NEWCOMB — When Newcomb Central School enrollment dropped to 55 students in 2006, Superintendent Clark “Skip” Hults felt something needed to be done to reverse the trend.
Due to the school’s isolated location, consolidation was not considered an option, so Hults decided to look elsewhere, primarily internationally.
Since 2006, Newcomb has nearly doubled its enrollment to 105. During this time, it has enrolled 60 international students from 25 countries, including Serbia, China, Brazil and Zimbabwe.
For his and the district’s efforts, Hults was recognized recently in a special edition of Education Week, and he will go to Washington, D.C., to attend a function featuring U.S. Secretary of Education Arne Duncan and other leaders in the field.
The international students who attend Newcomb pay tuition, which has financially assisted the district.
Hults estimates the program will bring in about $250,000 in revenue this year, which covers its expenses and adds to the district’s $3.9 million budget.
The students’ presence also provides cultural enhancement to local youths and the community.
“I believe this has the potential to become a rural norm,” Hults said. “It’s a win-win.”
‘THE BEST THING’
Hults had to weave his way through the intricacies of governmental bureaucracy to obtain the proper visas.
In addition, he is hoping to foster change in regulations that would result in dormitories and would allow international students to stay for more than a year.
Newcomb has established such a good reputation for its program that the district has had to limit applicants.
Out-of-district students have been applying, and, in one case, a family moved to Newcomb because of the program.
Sue Goodspeed said she and her husband, Sterling, and their two sons, Taylor, 19, and Jay, 12, relocated from 25 miles away because of the international-student program.
“It’s the best thing we could ever have done for either of them,” she says of her children.
Mrs. Goodspeed said they felt it would be beneficial for her sons, one of whom is adopted from South Korea, to interact with other cultures. The Goodspeeds have since hosted four international students.

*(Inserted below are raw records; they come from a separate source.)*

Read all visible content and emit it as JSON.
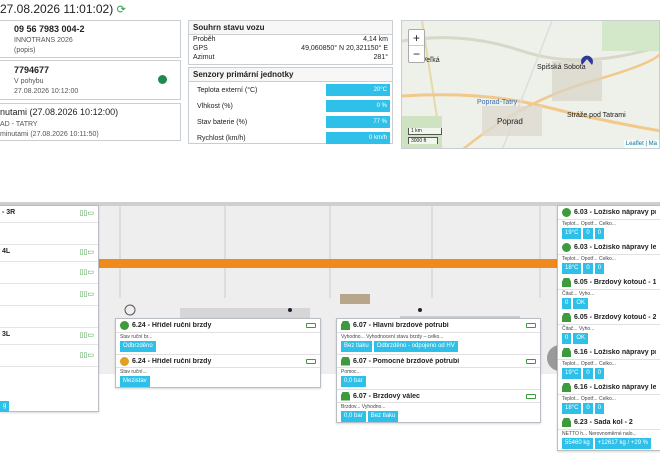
{
  "header": {
    "timestamp": "27.08.2026 11:01:02)"
  },
  "vehicle": {
    "number": "09 56 7983 004-2",
    "owner": "INNOTRANS 2026",
    "description": "(popis)"
  },
  "unit": {
    "id": "7794677",
    "state": "V pohybu",
    "time": "27.08.2026 10:12:00",
    "status_color": "#1f8a4c"
  },
  "trip": {
    "title": "nutami (27.08.2026 10:12:00)",
    "route": "AD - TATRY",
    "minutes": "minutami (27.08.2026 10:11:50)"
  },
  "summary": {
    "title": "Souhrn stavu vozu",
    "rows": [
      {
        "label": "Proběh",
        "value": "4,14 km"
      },
      {
        "label": "GPS",
        "value": "49,060850° N 20,321150° E"
      },
      {
        "label": "Azimut",
        "value": "281°"
      }
    ]
  },
  "sensors": {
    "title": "Senzory primární jednotky",
    "rows": [
      {
        "label": "Teplota externí (°C)",
        "value": "20°C"
      },
      {
        "label": "Vlhkost (%)",
        "value": "0 %"
      },
      {
        "label": "Stav baterie (%)",
        "value": "77 %"
      },
      {
        "label": "Rychlost (km/h)",
        "value": "0 km/h"
      }
    ]
  },
  "map": {
    "zoom_in": "+",
    "zoom_out": "−",
    "scale_km": "1 km",
    "scale_ft": "3000 ft",
    "attribution": "Leaflet | Ma",
    "places": [
      "Veľká",
      "Spišská Sobota",
      "Poprad-Tatry",
      "Poprad",
      "Stráže pod Tatrami"
    ]
  },
  "left_panel": {
    "items": [
      "- 3R",
      "4L",
      "3L"
    ],
    "chip": "g"
  },
  "panels_mid": [
    {
      "title": "6.24 - Hřídel ruční brzdy",
      "sub": "Stav ruční br...",
      "chips": [
        "Odbrzděno"
      ]
    },
    {
      "title": "6.24 - Hřídel ruční brzdy",
      "sub": "Stav ruční...",
      "chips": [
        "Mezistav"
      ]
    }
  ],
  "panels_center": [
    {
      "title": "6.07 - Hlavní brzdové potrubí",
      "sub": "Vyhodno...   Vyhodnocení stavu brzdy – celko...",
      "chips": [
        "Bez tlaku",
        "Odbrzděno - odpojeno od HV"
      ]
    },
    {
      "title": "6.07 - Pomocné brzdové potrubí",
      "sub": "Pomoc...",
      "chips": [
        "0,0 bar"
      ]
    },
    {
      "title": "6.07 - Brzdový válec",
      "sub": "Brzdov...   Vyhodno...",
      "chips": [
        "0,0 bar",
        "Bez tlaku"
      ]
    }
  ],
  "panels_right": [
    {
      "title": "6.03 - Ložisko nápravy pra",
      "sub": "Teplot...  Opotř...  Celko...",
      "chips": [
        "19°C",
        "0",
        "0"
      ]
    },
    {
      "title": "6.03 - Ložisko nápravy levé",
      "sub": "Teplot...  Opotř...  Celko...",
      "chips": [
        "18°C",
        "0",
        "0"
      ]
    },
    {
      "title": "6.05 - Brzdový kotouč - 1L",
      "sub": "Čitač...  Vyho...",
      "chips": [
        "0",
        "OK"
      ]
    },
    {
      "title": "6.05 - Brzdový kotouč - 2L",
      "sub": "Čitač...  Vyho...",
      "chips": [
        "0",
        "OK"
      ]
    },
    {
      "title": "6.16 - Ložisko nápravy pra",
      "sub": "Teplot...  Opotř...  Celko...",
      "chips": [
        "19°C",
        "0",
        "0"
      ]
    },
    {
      "title": "6.16 - Ložisko nápravy levé",
      "sub": "Teplot...  Opotř...  Celko...",
      "chips": [
        "18°C",
        "0",
        "0"
      ]
    },
    {
      "title": "6.23 - Sada kol - 2",
      "sub": "NETTO h...  Nerovnoměrné nalo...",
      "chips": [
        "55460 kg",
        "+12617 kg / +29 %"
      ]
    }
  ],
  "colors": {
    "accent": "#2ec0e8",
    "orange_band": "#f08a1c",
    "green": "#3d9b3d"
  }
}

“If it weren’t benefiting our students, I wouldn’t do this program,” Hults told Education Week. “It truly does benefit our students. It has opened their eyes. It has given them broad exposure to the world, and for the kids who come here, they remain a part of our community. I think they will forever.”
Hults has also focused on giving high-school students the opportunity to pursue an associate’s degree from a community college.
Students can already accumulate college credits, and the idea is to see if some can graduate with both a high-school degree and an associate’s degree in either math/science or liberal arts.
“I am extremely excited, as this will help my 13-year-old son,” said Ed La Course, the parent of an eighth-grader. “The money I could save! We will be the flagship of what could change education at the high-school level.
“We will likely be an experiment that will not be duplicated for many years. Will it work? We won’t know for several years, until after the eighth-graders have graduated college. Was it too much? Can an 18-year-old transition to his junior year of college out of high school? Skip Hults is going to find out. I believe this will be his legacy.”
La Course is impressed with the school superintendent.
“What Skip Hults has done is nothing short of amazing,” La Course said. “The international program is obviously a huge success, in my opinion. The fact that enrollment keeps climbing each year is even more amazing.”
Newcomb School Board President Kevin Boland said the recognition being received “is an honor for our school and community. Our superintendent and staff have worked very hard to make this program work, and our community has been very receptive.
“Several areas schools that were once skeptical of the international program are now starting programs of their own.”
Hults is thankful for the cooperation he has received.
“I believe that this honor goes less to me and more to the board, the staff, the students and the community. This program only works because of them. I am the recipient on their behalf.”
Email Alvin Reiner at: email@example.com